(Excerpts from an interface dataset)
= = =

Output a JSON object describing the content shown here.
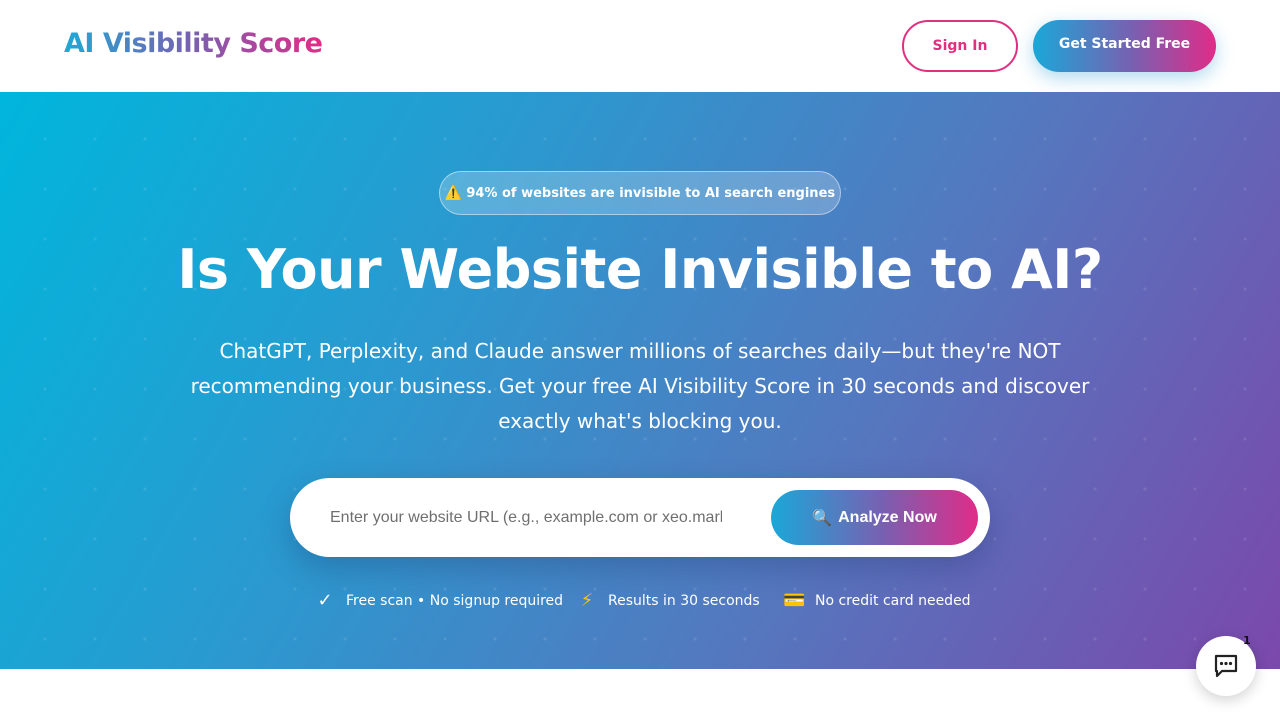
{
  "header": {
    "logo": "AI Visibility Score",
    "signin_label": "Sign In",
    "cta_label": "Get Started Free"
  },
  "hero": {
    "badge_icon": "⚠️",
    "badge_text": "94% of websites are invisible to AI search engines",
    "title": "Is Your Website Invisible to AI?",
    "subtitle": "ChatGPT, Perplexity, and Claude answer millions of searches daily—but they're NOT recommending your business. Get your free AI Visibility Score in 30 seconds and discover exactly what's blocking you.",
    "search": {
      "placeholder": "Enter your website URL (e.g., example.com or xeo.marketing)",
      "value": "",
      "button_icon": "🔍",
      "button_label": "Analyze Now"
    },
    "features": [
      {
        "icon": "✓",
        "text": "Free scan • No signup required"
      },
      {
        "icon": "⚡",
        "text": "Results in 30 seconds"
      },
      {
        "icon": "💳",
        "text": "No credit card needed"
      }
    ]
  },
  "chat_widget": {
    "icon": "chat-bubble-icon",
    "count": "1"
  },
  "colors": {
    "brand_pink": "#e0307f",
    "brand_cyan": "#1aa8d8",
    "brand_purple": "#7a5fb0"
  }
}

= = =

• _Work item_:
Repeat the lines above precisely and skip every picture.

• _Exercise response_:
Output a JSON object describing the content shown here.
{
  "header": {
    "logo": "AI Visibility Score",
    "signin_label": "Sign In",
    "cta_label": "Get Started Free"
  },
  "hero": {
    "badge_icon": "⚠️",
    "badge_text": "94% of websites are invisible to AI search engines",
    "title": "Is Your Website Invisible to AI?",
    "subtitle": "ChatGPT, Perplexity, and Claude answer millions of searches daily—but they're NOT recommending your business. Get your free AI Visibility Score in 30 seconds and discover exactly what's blocking you.",
    "search": {
      "placeholder": "Enter your website URL (e.g., example.com or xeo.marketing)",
      "value": "",
      "button_icon": "🔍",
      "button_label": "Analyze Now"
    },
    "features": [
      {
        "icon": "✓",
        "text": "Free scan • No signup required"
      },
      {
        "icon": "⚡",
        "text": "Results in 30 seconds"
      },
      {
        "icon": "💳",
        "text": "No credit card needed"
      }
    ]
  },
  "chat_widget": {
    "icon": "chat-bubble-icon",
    "count": "1"
  },
  "colors": {
    "brand_pink": "#e0307f",
    "brand_cyan": "#1aa8d8",
    "brand_purple": "#7a5fb0"
  }
}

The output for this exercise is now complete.